Extracted data =
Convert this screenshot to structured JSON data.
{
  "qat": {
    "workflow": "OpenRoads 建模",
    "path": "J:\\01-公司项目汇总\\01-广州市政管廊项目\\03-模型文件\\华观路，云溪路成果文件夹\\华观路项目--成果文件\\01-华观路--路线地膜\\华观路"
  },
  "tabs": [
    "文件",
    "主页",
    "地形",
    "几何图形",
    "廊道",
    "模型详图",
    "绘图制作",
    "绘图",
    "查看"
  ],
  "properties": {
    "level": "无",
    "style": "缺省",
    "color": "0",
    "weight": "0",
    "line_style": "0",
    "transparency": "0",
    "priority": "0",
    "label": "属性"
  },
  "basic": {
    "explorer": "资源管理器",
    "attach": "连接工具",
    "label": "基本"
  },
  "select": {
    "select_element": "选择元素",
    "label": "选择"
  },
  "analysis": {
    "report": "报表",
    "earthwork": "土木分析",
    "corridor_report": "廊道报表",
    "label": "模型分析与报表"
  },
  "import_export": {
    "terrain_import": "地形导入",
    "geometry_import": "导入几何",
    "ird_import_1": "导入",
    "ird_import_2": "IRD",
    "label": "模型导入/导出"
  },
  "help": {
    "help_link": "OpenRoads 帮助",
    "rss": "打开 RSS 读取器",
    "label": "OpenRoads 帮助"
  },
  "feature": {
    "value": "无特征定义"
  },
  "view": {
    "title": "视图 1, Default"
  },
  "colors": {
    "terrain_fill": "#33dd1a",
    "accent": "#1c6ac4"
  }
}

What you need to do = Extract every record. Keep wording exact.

Result below =
Convert this screenshot to structured JSON data.
{
  "qat": {
    "workflow": "OpenRoads 建模",
    "path": "J:\\01-公司项目汇总\\01-广州市政管廊项目\\03-模型文件\\华观路，云溪路成果文件夹\\华观路项目--成果文件\\01-华观路--路线地膜\\华观路"
  },
  "tabs": [
    "文件",
    "主页",
    "地形",
    "几何图形",
    "廊道",
    "模型详图",
    "绘图制作",
    "绘图",
    "查看"
  ],
  "properties": {
    "level": "无",
    "style": "缺省",
    "color": "0",
    "weight": "0",
    "line_style": "0",
    "transparency": "0",
    "priority": "0",
    "label": "属性"
  },
  "basic": {
    "explorer": "资源管理器",
    "attach": "连接工具",
    "label": "基本"
  },
  "select": {
    "select_element": "选择元素",
    "label": "选择"
  },
  "analysis": {
    "report": "报表",
    "earthwork": "土木分析",
    "corridor_report": "廊道报表",
    "label": "模型分析与报表"
  },
  "import_export": {
    "terrain_import": "地形导入",
    "geometry_import": "导入几何",
    "ird_import_1": "导入",
    "ird_import_2": "IRD",
    "label": "模型导入/导出"
  },
  "help": {
    "help_link": "OpenRoads 帮助",
    "rss": "打开 RSS 读取器",
    "label": "OpenRoads 帮助"
  },
  "feature": {
    "value": "无特征定义"
  },
  "view": {
    "title": "视图 1, Default"
  },
  "colors": {
    "terrain_fill": "#33dd1a",
    "accent": "#1c6ac4"
  }
}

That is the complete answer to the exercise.